Missing on a chance at the GCC Championships to secure a qualification spot, Rashid Abdul Hamid of the UAE still has a few more chances to punch his ticket.
UAE table tennis hope has eyes on 2012 Olympics
DUBAI // The GCC Championships cannot come soon enough for Rashid Abdul Hamid as he looks for redemption after his disappointment in the West Asia qualifiers for the 2012 Olympics.
Hamid, the UAE's top table tennis player, finished second to Kuwait's Ibrahem Al Hasan in the qualifiers held in Dubai last month. Al Hasan went through the tournament unbeaten to book the single qualification spot from among 14 participants for the London Games.

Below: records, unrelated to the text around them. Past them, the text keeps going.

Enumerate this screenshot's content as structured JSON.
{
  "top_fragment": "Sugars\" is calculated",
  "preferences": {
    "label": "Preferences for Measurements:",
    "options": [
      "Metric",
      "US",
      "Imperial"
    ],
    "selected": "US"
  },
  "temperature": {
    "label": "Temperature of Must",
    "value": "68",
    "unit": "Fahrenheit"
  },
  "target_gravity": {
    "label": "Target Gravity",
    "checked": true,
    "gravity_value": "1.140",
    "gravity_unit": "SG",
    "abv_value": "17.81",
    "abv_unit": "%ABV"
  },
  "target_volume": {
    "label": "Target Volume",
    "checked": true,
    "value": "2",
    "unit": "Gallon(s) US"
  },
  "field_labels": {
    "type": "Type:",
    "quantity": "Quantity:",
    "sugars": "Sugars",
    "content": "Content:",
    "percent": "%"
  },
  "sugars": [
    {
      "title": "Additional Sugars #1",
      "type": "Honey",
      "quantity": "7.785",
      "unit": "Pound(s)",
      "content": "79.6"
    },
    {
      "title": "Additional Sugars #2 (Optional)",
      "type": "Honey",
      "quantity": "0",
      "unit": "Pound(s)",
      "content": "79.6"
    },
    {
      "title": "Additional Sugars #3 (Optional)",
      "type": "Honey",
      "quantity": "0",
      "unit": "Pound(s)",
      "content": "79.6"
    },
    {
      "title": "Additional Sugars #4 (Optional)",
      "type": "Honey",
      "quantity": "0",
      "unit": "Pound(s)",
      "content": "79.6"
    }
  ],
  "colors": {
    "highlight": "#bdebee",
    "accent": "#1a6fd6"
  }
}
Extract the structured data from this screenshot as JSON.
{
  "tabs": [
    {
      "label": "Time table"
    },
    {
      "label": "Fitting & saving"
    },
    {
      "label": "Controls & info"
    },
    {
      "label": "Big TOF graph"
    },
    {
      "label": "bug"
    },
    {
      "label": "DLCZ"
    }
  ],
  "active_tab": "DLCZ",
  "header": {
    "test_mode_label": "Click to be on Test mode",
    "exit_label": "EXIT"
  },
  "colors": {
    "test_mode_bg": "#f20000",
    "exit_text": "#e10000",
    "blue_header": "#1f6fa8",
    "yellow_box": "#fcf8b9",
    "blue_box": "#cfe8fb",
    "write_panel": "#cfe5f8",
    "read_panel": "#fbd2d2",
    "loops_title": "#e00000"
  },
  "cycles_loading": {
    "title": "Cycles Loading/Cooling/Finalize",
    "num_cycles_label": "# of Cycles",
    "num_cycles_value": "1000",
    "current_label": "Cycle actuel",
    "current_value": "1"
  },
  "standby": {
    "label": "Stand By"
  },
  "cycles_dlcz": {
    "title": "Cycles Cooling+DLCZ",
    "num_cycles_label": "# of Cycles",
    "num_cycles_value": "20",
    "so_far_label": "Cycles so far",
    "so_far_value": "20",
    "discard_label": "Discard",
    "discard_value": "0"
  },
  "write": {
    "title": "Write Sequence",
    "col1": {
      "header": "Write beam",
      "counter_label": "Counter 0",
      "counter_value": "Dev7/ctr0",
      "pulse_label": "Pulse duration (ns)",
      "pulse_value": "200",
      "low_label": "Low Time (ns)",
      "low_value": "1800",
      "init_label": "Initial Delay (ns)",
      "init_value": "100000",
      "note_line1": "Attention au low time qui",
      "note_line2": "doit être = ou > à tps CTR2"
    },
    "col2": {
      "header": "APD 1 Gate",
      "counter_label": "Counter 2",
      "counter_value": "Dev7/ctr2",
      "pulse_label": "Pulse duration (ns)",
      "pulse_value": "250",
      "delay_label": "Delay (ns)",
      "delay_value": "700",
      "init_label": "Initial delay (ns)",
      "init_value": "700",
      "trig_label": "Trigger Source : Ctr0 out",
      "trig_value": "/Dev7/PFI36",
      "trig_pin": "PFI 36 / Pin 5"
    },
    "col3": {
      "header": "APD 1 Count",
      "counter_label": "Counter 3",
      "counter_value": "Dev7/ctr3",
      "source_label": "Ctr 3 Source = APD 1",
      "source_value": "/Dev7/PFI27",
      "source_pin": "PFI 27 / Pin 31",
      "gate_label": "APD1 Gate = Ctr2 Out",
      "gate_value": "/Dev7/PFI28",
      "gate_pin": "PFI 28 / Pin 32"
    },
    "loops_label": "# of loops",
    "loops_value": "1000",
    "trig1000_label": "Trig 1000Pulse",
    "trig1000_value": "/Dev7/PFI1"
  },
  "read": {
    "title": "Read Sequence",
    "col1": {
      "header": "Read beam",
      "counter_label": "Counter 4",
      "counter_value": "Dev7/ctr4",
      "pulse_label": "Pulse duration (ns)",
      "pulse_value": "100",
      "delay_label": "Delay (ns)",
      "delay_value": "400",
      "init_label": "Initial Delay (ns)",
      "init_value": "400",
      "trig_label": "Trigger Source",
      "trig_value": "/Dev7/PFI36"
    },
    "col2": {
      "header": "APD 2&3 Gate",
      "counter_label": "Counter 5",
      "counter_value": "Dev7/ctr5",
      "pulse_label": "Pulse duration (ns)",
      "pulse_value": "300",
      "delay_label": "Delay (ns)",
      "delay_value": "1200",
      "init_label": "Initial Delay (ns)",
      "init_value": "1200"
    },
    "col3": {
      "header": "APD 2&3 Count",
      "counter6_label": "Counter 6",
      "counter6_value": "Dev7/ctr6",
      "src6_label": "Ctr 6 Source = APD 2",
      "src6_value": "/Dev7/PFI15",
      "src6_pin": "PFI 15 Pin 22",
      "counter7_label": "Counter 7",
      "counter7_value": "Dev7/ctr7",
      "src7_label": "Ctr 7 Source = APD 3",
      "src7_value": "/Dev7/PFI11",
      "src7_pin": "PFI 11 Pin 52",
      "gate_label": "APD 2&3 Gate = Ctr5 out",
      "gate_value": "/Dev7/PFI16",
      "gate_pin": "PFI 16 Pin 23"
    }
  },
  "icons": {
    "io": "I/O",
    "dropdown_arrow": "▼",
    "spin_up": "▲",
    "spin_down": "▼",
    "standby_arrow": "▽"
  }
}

Hamid's Olympic dream, however, remains alive as he can still qualify through the Asian qualification, scheduled to be held in Hong Kong from April 19-22 next year, and the final world qualification event a month later.
In the meantime, Hamid has turned his focus to winning gold at the Gulf Championships, which start in Bahrain on July 21. His loss in Dubai has not dampened his confidence.
"On the individual level, I think I am going to get two gold medals minimum," Hamid said. "We are hoping for three gold medals from the championships. We have a very strong team, with players like Rashid Mohammad and Jasem Linjawy, so we have a very good chance. "
The country's table tennis squad is training in South Korea for the tournament and the 23 year old left for Seoul on Tuesday night to join them.
The tournament will give Hamid a chance to renew his rivalry with Al Hasan, the only man to beat the Emirati at the West Asian qualifiers. He lost twice to the Kuwaiti, 3-1 in the group stages and 4-2 in the eight-player second stage, which was played on a round-robin basis to decide the champion.
"For me, the most important thing is I tried," Hamid said. "If I had not tried hard and lost, then it's an issue for me. If I have given my best, I have to accept defeats just as I accept wins."
Hamid admits he might have been undone by nerves.
"I think I was very tense," he said. "I was probably trying too hard to win and lost some easy points. I was leading in most of the games.
"From [scores] 1-1 and 6-2 [in one game], I lost. The game after that was 9-6 for me and I lost. If I had won those two, it would have been 3-1 for me, and then I just had to win one more to finish the game.
"It's like [Roger] Federer - he was leading 2-0 [against Jo-Wilfried Tsonga in their Wimbledon quarter-final] and lost."
Al Hasan is the first qualifier to confirm his place in the London Games. He joins the top 28 players from the men's world rankings, who have earned a direct entry.
The men's single competition will have 72 competitors at the Olympics, the others will come through regional qualifiers.
No country can have more than two participants in the men's singles competition, which means players from Asia's table tennis heavyweights such as China, Japan, Hong Kong, Singapore and South Korea will not be able to participate in the qualifiers as they have already filled their quota through ranked players.
Hamid believes these rule changes give amateur players, such as himself, a realistic hope of qualifying.
"With the new system, we have more chances," he said. "In 2008, the rule was that three players from each country could play, so we had players such as Zhang Jike [the world No 4] and Oh Sang-eun [the world No 12] playing.
"This time, there are no top players playing the qualifications, so we still have a chance."
Aside from his opponents, Hamid is also having to overcome a taxing daily routine. A resident of Dubai, he works for Etihad Airways in Abu Dhabi and the commute leaves him little time for sports.
"My target [for qualification] was this summer," he said. "I don't know what's going to happen now due to my work and other stuff.
"It is really tough working and playing. So I am not going to play as I used to play before. Or, maybe, I will play a lot. I don't know. We still have 10 months ... Maybe it is not in my destiny to go to 2012 or maybe God wants me to qualify from the Asian tournament. We will just have to wait and see what's going to happen."